  • Rev. H. W. Spillet - B.A. B.D. (Lond) - 1938-1944
  • Rev. W.M.P. Jayatunge - B.D. (Serampore) - 1945-1954 (First Ceylonese Principal)
  • Rev. Dr. W.G. Wickremasinghe - M.A.(Oxon) B.D.,Dip Ed.(Cey) - 1955-1976 (First Old Boy Principal)
  • J. V. Weerasinghe - B.A. (Cey) Dip Ed. (Cey) - 1976-1981
  • D. W. W. Jayawardena - B.A. (Cey) Dip Ed. (Cey) - 1981-1985
  • Kenneth de Lanerolle - M.A. (AJE) Dip Ed. (FRGS) - 1985-1986
  • Dunstan S. Fernando - B.A. (Cey) Post Grad Ed. (Birmingham) - 1986-1989
  • D. B. Welikala - B.A. (Cey) - 1990-1992
  • E. W. Wijesinghe - SLEAS II. Dip Sch Mgt. - 1994-2009
  • Dr. Heshan Wikramasuriya - B.Sc. M.Ed. Ph.D. - 2009-2011
  • Hemamali Bibile - B.Sc. Dip Eng (Lond) - 2011-present

Old Careyites[edit]

Past students of Carey College are referred to as Old Careyites.[4]

Old Boys Union (OBU)[edit]

The Carey College Old Boys Union was formed in 1928 and has since been an active participant in college events and in organising various fund raising projects.[8]

Notable alumni[edit]

Name Notability Reference
Douglas Meerwald musician [9]
Bharatha Lakshman Premachandra Member of Parliament - Colombo (1994–2000) [10]
D. Shelton A. Gunaratne journalist, professor - Mass Communications (Minnesota State University Moorhead) [11]
Nisthar Cassim journalist, editor Daily Financial Times (2009–present), editor Daily Mirror (2006–2007) [12]
Teddy Vidyalankara actor, stunt coordinator
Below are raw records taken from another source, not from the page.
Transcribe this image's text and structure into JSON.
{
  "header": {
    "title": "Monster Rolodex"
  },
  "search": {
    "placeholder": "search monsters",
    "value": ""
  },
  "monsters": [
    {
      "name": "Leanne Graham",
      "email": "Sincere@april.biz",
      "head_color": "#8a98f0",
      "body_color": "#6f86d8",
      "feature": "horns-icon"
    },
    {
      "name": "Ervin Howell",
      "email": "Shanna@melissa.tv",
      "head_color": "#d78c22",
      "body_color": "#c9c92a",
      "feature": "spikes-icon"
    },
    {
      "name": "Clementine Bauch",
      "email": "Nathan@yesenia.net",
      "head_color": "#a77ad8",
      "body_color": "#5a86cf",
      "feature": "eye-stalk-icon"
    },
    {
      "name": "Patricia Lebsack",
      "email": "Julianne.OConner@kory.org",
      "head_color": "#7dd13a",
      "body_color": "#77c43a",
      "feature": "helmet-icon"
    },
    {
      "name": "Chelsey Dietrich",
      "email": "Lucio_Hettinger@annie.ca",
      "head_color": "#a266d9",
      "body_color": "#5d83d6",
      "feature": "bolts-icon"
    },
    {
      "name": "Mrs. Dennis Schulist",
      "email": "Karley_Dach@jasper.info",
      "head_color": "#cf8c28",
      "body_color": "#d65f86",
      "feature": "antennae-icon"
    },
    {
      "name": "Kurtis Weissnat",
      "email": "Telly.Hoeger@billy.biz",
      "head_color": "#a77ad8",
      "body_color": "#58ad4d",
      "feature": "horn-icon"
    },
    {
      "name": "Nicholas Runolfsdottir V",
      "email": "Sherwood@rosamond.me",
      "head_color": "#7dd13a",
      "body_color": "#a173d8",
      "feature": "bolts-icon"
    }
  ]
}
  1. ^ a b Sunalie Ratnayake (9 April 2006). "The great unwritten story of Carey". 12 (39). The Sunday Leader Online. Retrieved 2012-01-01.
  2. ^ Wijayasinghe, Sanjiv. "Appreciations". Retrieved 2012-01-01.
  3. ^ "Carey College Colombo 8". Carey College, Colombo 8. Retrieved 2012-01-01.
  4. ^ a b William Carey (missionary)
  5. ^ "The Cinnamon Gardens Baptist Church". Archived from the original on 2012-03-16. Retrieved 2012-01-01.
  6. ^ "The Sunday Leader Online". Retrieved 2012-01-01.
  7. ^ "Raihaan, Madushan and Shaji steal the limelight". Retrieved 2012-01-01.
  8. ^ "AGM". Quick Look. Daily News. Sri Lanka. 24 March 2010. Archived from the original on 2010-03-28. Retrieved 2014-02-19.
  9. ^ World Music (27 February 2006). "Earle Douglas Meerwald: Sri Lanka's Big Band Musician". World Music Retrieved 1 January 2012.
  10. ^ Ranil WIJAYAPALA (2011-10-09). "Bharatha, two others killed in shoot out". Security News | - Sri Lanka. Archived from the original on 2 January 2012. Retrieved 1 January 2012.
  11. ^ "LankaWeb – The Journey of a Journalist (Part 1) – FROM VILLAGE BOY TO GLOBAL CITIZEN". 14 September 2009. Retrieved 1 January 2012.
  12. ^ [1] Archived 16 April 2009 at the Wayback Machine

External links[edit]